Melbourne – Daniil Medvedev said he had “zero confidence” when he trailed Felix Auger-Aliassime by two sets in their Australian Open quarterfinal on Wednesday before somehow finding a way to claim victory in a classic at Rod Laver Arena.
The 25-year-old world No. 2 looked like he was running out of ideas as he was being outplayed by Auger-Aliassime.
But after snatching the third set on a tiebreak, he benefited from the closure of the roof to change the momentum of the match and win 6-7 (4-7), 3-6 7-6 (7-2), 7-5, 6-4.
It means he still has a chance of winning a second successive Grand Slam after claiming his first by beating Novak Djokovic in last year’s U.S. Open final.
“I had zero confidence after the two sets,” Medvedev, who saved a match point in the fourth set, told reporters. “He was playing insane, like better than I have ever seen him play, at least against me or in practice.
“I have never seen him play like this. It was unreal. And I didn’t show exactly my best level. Was missing just a little bit too much. Yeah, so third set I had zero confidence in myself and in the outcome of the match.

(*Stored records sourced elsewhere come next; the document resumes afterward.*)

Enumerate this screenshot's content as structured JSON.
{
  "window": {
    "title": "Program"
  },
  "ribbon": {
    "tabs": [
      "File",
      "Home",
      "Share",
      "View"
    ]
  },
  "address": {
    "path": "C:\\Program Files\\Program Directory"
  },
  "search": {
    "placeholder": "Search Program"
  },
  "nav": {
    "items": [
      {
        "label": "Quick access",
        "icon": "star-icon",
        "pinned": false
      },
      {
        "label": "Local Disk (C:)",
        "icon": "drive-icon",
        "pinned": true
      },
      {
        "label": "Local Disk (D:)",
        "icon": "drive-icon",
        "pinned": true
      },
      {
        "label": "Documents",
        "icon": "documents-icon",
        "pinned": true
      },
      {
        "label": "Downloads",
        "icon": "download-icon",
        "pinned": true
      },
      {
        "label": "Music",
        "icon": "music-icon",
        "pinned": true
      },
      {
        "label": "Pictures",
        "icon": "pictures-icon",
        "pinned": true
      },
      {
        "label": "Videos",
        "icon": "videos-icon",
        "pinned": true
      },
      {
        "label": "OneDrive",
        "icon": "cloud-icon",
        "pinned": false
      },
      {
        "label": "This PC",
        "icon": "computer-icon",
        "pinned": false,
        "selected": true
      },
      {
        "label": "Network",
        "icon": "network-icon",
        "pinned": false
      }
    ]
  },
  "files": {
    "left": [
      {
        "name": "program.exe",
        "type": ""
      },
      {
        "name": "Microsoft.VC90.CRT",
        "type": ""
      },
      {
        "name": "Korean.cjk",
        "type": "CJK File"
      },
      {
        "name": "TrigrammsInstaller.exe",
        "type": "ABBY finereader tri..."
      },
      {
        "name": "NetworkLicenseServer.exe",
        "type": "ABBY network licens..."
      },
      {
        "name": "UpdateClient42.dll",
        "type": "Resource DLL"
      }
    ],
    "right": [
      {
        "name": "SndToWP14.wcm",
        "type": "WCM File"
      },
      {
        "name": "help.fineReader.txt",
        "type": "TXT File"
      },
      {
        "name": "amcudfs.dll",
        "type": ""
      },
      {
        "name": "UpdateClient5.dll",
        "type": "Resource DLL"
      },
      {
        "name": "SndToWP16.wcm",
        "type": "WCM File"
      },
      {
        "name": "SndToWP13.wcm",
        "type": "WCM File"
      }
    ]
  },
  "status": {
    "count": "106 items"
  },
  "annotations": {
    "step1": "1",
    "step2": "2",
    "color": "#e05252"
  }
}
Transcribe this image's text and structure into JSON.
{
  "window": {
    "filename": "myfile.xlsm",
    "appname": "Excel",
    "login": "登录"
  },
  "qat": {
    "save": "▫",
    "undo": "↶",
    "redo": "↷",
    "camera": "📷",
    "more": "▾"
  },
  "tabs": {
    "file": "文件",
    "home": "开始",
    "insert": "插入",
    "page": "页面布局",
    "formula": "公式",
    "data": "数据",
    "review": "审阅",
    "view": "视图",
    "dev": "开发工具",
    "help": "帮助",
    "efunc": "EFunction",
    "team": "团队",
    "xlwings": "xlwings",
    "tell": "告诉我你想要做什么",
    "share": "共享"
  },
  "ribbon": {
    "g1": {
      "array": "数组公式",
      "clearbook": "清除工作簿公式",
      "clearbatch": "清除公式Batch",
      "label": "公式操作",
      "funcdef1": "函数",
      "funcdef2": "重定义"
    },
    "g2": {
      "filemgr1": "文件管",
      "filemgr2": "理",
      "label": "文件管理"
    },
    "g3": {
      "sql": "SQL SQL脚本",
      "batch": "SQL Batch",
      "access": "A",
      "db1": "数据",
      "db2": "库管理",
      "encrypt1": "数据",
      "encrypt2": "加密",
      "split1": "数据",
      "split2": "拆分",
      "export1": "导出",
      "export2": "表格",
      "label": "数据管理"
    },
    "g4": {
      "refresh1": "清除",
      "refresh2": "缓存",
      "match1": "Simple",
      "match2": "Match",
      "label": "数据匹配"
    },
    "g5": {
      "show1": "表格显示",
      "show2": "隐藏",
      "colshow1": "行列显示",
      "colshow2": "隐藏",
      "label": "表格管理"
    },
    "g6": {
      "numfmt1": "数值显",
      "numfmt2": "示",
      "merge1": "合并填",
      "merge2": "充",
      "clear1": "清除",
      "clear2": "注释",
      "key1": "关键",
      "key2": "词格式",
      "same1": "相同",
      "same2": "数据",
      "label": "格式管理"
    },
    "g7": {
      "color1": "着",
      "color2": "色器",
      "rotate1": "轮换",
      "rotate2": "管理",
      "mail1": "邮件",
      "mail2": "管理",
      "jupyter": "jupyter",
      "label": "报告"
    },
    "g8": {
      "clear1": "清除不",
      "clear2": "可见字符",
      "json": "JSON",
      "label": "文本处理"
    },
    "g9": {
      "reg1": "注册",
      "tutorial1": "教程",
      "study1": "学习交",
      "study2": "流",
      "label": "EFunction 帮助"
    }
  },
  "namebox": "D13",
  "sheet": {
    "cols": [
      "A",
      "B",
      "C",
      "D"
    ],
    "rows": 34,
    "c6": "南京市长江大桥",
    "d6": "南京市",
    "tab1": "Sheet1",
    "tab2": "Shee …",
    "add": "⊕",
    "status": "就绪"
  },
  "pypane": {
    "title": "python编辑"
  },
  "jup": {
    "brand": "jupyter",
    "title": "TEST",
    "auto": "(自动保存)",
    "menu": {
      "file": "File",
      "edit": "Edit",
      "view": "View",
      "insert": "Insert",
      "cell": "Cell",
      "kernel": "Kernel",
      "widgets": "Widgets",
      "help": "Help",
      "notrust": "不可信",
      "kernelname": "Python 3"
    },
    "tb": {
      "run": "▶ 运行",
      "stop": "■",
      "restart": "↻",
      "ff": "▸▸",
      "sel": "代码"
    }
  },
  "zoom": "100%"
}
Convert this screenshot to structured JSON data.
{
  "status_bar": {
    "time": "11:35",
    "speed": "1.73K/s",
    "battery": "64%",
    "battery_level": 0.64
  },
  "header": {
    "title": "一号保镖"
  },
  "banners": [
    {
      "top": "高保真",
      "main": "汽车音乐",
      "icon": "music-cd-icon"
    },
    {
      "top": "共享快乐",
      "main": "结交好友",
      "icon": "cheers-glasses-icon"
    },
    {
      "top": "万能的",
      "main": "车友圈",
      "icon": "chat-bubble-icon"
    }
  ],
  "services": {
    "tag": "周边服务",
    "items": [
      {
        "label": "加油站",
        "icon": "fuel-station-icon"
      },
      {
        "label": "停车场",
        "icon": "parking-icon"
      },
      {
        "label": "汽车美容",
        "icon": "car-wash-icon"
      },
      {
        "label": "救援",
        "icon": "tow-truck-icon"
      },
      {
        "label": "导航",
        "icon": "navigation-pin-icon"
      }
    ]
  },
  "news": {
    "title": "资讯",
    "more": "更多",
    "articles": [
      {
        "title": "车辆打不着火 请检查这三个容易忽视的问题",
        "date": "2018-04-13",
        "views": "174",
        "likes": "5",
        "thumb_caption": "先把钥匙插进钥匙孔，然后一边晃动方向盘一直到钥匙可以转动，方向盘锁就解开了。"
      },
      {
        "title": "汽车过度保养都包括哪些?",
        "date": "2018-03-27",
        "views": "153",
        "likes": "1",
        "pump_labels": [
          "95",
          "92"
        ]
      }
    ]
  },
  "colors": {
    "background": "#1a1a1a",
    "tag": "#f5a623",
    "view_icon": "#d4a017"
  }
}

I just tried to fight.”
Medvedev said he summoned Djokovic’s warrior spirit to help him turn the match around — eliciting boos from the crowd.
Djokovic was deported on the eve of the tournament after having his visa canceled after a long-running saga over a COVID-19 exemption.
“I’ve played more times with Novak, like when I started to be good, Rafa (Nadal) and Roger (Federer) got a little bit injured from time to time so I had more matches with Novak,” Medvedev said. “Some matches I watched him win in Grand Slams, being two sets down with (Stefanos) Tsitsipas and (Lorenzo) Musetti in Roland Garros.
“And I was there between the sets, I was like, ‘what would the best players in the world do?’ Which I’m part of, but still young and very far in Grand Slam titles.
“As soon as I was down a little bit, I was like: Just be like Novak. Show him that you are better. It won’t work every time, because again, he had a match point.
“But this time it worked.”
In a time of both misinformation and too much information, quality journalism is more crucial than ever.
By subscribing, you can help us get the story right.